# [TASK INSTRUCTIONS]
In the entries below, how many lines contain the string "JSONだけを出力して"? Give the number by itself.

(Records from a collection)
# # # # # # #
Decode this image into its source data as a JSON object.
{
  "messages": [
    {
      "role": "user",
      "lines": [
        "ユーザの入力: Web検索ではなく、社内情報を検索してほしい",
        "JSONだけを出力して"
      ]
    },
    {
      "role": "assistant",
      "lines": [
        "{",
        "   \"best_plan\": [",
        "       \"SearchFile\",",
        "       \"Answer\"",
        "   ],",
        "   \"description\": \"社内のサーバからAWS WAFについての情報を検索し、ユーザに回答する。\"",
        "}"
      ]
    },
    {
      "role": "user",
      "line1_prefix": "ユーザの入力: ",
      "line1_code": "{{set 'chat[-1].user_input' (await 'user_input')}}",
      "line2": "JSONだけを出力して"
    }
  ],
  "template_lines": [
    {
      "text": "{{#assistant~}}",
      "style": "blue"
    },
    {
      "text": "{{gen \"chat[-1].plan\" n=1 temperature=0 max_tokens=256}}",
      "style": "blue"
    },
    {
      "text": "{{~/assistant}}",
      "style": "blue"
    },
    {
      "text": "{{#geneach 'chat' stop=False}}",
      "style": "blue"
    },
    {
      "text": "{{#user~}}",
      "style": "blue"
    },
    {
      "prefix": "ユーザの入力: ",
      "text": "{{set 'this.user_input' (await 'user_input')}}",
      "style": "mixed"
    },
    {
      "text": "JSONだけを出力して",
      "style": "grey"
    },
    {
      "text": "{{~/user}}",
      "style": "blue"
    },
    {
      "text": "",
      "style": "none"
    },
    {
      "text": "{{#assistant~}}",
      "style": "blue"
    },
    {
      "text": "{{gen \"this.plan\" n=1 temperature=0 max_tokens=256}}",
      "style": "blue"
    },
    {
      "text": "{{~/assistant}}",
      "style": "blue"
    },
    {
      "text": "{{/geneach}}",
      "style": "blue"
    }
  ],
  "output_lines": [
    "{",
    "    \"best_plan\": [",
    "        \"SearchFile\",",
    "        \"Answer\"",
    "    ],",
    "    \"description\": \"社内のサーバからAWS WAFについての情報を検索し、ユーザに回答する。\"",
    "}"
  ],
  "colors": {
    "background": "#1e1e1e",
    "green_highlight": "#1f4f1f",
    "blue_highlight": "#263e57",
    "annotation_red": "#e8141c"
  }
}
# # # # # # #
# [COMPLETED EXERCISE]
3